Kim Mahood is a writer of the most lucid prose, serious but with the lightest of touch, whose subjects are places in the centre of this continent; places where there are few maps, and where those that exist are doubtful, in both provenance and accuracy.
Her first book, Craft for a Dry Lake, chronicled her efforts to reconnect with the land where she grew up, a cattle station in the Tanami Desert known as Mongrel Downs. It won the Age Book of the Year and the NSW Premier’s Award for non-fiction.
Her second book, Position Doubtful, preserved some of the ‘spare lyricism of the earlier work… while also exhibiting a much sharper sense of the contradictions of present-day reality in Indigenous communities.’
Kim will be in Maleny to speak about her new book, Wandering With Intent. It is a collection of essays she describes as ‘the writer’s equivalent of hunting and gathering… a product of wandering among the contradictions of the cross-cultural world I have chosen to inhabit…’ It involves what she refers to as ground-truthing:

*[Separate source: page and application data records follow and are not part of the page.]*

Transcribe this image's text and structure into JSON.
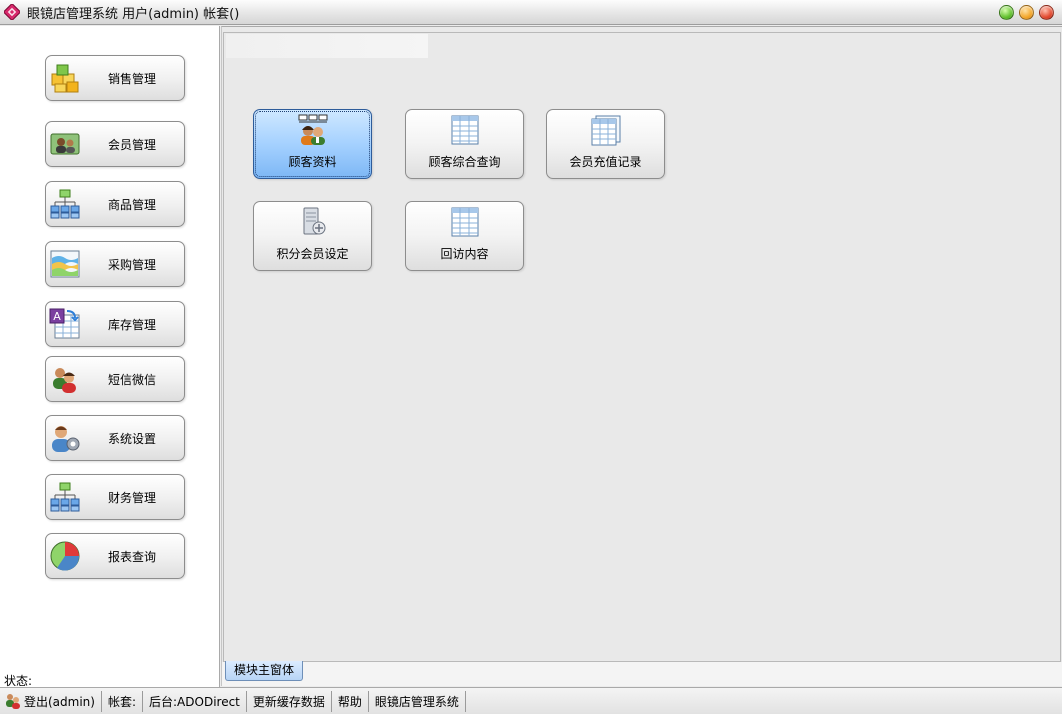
{
  "window": {
    "title": "眼镜店管理系统 用户(admin) 帐套()"
  },
  "sidebar": {
    "items": [
      {
        "label": "销售管理",
        "icon": "cubes-icon"
      },
      {
        "label": "会员管理",
        "icon": "member-card-icon"
      },
      {
        "label": "商品管理",
        "icon": "hierarchy-icon"
      },
      {
        "label": "采购管理",
        "icon": "wave-chart-icon"
      },
      {
        "label": "库存管理",
        "icon": "spreadsheet-icon"
      },
      {
        "label": "短信微信",
        "icon": "users-icon"
      },
      {
        "label": "系统设置",
        "icon": "user-settings-icon"
      },
      {
        "label": "财务管理",
        "icon": "hierarchy-icon"
      },
      {
        "label": "报表查询",
        "icon": "pie-chart-icon"
      }
    ]
  },
  "modules": [
    {
      "label": "顾客资料",
      "icon": "customers-icon",
      "active": true
    },
    {
      "label": "顾客综合查询",
      "icon": "grid-table-icon",
      "active": false
    },
    {
      "label": "会员充值记录",
      "icon": "record-table-icon",
      "active": false
    },
    {
      "label": "积分会员设定",
      "icon": "server-settings-icon",
      "active": false
    },
    {
      "label": "回访内容",
      "icon": "grid-table-icon",
      "active": false
    }
  ],
  "tabs": {
    "main_form": "模块主窗体"
  },
  "status_label": "状态:",
  "statusbar": {
    "logout": "登出(admin)",
    "account": "帐套:",
    "backend": "后台:ADODirect",
    "refresh_cache": "更新缓存数据",
    "help": "帮助",
    "app_name": "眼镜店管理系统"
  }
}
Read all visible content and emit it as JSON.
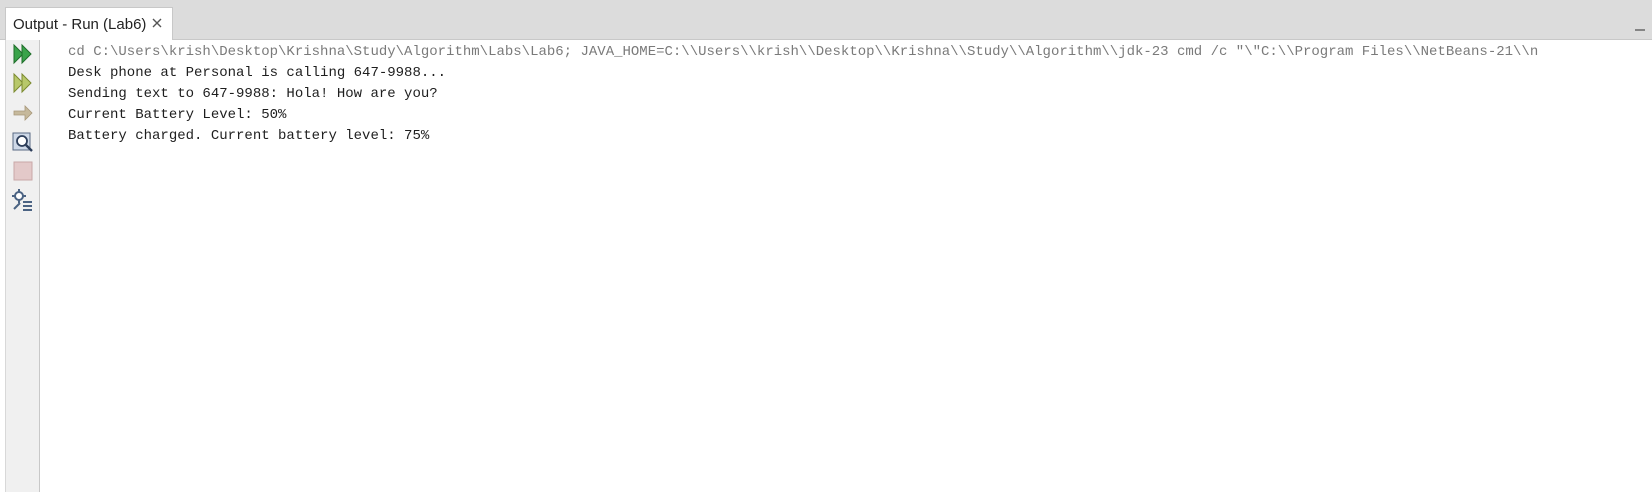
{
  "tab": {
    "title": "Output - Run (Lab6)",
    "close_icon": "close-icon"
  },
  "window": {
    "minimize_icon": "minimize-icon"
  },
  "toolbar": {
    "items": [
      {
        "name": "rerun-icon",
        "enabled": true
      },
      {
        "name": "rerun-with-params-icon",
        "enabled": true
      },
      {
        "name": "stop-icon-arrow",
        "enabled": false
      },
      {
        "name": "debug-inspect-icon",
        "enabled": true
      },
      {
        "name": "stop-icon",
        "enabled": false
      },
      {
        "name": "settings-icon",
        "enabled": true
      }
    ]
  },
  "output": {
    "command": "cd C:\\Users\\krish\\Desktop\\Krishna\\Study\\Algorithm\\Labs\\Lab6; JAVA_HOME=C:\\\\Users\\\\krish\\\\Desktop\\\\Krishna\\\\Study\\\\Algorithm\\\\jdk-23 cmd /c \"\\\"C:\\\\Program Files\\\\NetBeans-21\\\\n",
    "lines": [
      "Desk phone at Personal is calling 647-9988...",
      "Sending text to 647-9988: Hola! How are you?",
      "Current Battery Level: 50%",
      "Battery charged. Current battery level: 75%"
    ]
  },
  "colors": {
    "run_green": "#3aa34a",
    "tab_bar_bg": "#dcdcdc",
    "command_text": "#7a7a7a",
    "output_text": "#1e1e1e"
  }
}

“My version of that,”she writes, “begins with the physical attributes of place, and moves onto what has happened there. It puts people into place, which brings into play science, stories, husbandry, history, metaphor, and myth.”

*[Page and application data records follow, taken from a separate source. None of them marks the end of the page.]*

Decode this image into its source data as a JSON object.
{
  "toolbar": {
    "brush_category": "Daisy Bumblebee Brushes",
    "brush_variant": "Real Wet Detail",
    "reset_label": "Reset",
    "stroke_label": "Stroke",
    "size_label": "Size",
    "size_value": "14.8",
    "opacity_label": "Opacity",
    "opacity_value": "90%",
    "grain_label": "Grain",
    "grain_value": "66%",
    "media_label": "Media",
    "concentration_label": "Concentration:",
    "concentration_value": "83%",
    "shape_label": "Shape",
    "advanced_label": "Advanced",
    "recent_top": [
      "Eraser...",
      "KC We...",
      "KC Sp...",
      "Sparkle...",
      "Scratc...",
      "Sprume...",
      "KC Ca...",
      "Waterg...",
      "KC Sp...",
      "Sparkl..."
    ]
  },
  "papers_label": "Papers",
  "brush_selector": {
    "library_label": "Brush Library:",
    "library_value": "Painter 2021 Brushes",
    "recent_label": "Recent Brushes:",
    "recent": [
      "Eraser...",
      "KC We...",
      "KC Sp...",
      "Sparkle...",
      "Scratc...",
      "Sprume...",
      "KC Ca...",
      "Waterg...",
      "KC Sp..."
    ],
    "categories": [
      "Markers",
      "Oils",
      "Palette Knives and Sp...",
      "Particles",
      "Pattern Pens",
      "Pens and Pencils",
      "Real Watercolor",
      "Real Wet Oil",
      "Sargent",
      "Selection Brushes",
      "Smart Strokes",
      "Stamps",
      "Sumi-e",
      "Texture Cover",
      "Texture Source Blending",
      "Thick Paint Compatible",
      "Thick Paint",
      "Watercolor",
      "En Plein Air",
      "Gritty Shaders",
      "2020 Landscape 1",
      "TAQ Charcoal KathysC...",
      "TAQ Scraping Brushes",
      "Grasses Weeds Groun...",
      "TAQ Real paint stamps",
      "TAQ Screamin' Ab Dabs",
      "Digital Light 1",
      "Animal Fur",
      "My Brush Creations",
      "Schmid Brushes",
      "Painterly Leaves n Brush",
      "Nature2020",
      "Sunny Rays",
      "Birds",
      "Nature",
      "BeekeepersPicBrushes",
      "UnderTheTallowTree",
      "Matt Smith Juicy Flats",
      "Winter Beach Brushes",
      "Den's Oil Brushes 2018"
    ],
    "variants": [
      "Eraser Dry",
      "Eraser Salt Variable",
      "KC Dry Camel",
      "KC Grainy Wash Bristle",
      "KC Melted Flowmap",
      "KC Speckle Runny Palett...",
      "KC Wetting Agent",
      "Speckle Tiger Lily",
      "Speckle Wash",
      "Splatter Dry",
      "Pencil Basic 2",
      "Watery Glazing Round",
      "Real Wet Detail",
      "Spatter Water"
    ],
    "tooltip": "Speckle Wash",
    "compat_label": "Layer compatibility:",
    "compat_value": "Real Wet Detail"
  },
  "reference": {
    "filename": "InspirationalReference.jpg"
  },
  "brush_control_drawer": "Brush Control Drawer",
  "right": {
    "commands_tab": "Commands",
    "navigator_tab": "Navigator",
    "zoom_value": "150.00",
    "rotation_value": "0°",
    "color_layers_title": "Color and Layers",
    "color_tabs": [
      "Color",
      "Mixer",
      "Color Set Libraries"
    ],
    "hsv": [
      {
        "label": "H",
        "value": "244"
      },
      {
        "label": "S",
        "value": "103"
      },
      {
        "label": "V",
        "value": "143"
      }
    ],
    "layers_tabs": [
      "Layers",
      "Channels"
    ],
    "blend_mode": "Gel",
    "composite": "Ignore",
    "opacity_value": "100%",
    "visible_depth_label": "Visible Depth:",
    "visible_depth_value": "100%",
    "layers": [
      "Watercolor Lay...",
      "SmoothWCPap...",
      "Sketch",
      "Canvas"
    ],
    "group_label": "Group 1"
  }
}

Kim is non-Indigenous herself, but grew up surrounded by First Nations people. She maintains strong connections with both the Walpiri and Walmajarri peoples, returning to spend half of each year in the western deserts. She writes with a refreshing honesty about important political, social and cultural issues, bringing a strong sense of irony and humour into difficult places, her bullshit detector always close by.
Hear Kim Mahood in conversation with Steven Lang on Tuesday April 18, 6 for 6.30pm, at the Maleny Community Centre.Tickets $25 and $18 for students. Louise Martin-Chew will be speaking beforehand about her biography of Batjala artist Fiona Foley - a beautifully composed, intimate account of the artist’s practice.